§ EXERCISE OBJECTIVE:
In the entries below, find each line with the string "C语言数学" and copy it.

§ MATERIALS PROVIDED:
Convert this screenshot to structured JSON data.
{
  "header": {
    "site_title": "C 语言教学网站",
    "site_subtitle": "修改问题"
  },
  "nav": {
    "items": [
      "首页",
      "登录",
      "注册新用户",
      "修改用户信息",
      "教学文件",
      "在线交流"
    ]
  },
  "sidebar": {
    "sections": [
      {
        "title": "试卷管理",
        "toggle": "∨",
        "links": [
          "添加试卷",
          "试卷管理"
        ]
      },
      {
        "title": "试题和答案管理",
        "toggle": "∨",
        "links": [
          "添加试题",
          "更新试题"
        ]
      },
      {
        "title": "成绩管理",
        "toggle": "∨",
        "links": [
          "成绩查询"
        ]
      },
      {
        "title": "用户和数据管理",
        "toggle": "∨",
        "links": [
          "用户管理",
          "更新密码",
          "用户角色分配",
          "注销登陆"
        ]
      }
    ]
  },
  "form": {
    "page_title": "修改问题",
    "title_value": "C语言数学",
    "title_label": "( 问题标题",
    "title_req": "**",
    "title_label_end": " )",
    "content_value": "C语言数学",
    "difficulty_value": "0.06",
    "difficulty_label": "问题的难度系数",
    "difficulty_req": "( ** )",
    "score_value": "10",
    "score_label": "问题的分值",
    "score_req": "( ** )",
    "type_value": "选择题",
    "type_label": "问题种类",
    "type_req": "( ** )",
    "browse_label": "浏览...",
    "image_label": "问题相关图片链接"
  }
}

§ RESPONSE AREA:
    "title_value": "C语言数学",
    "content_value": "C语言数学",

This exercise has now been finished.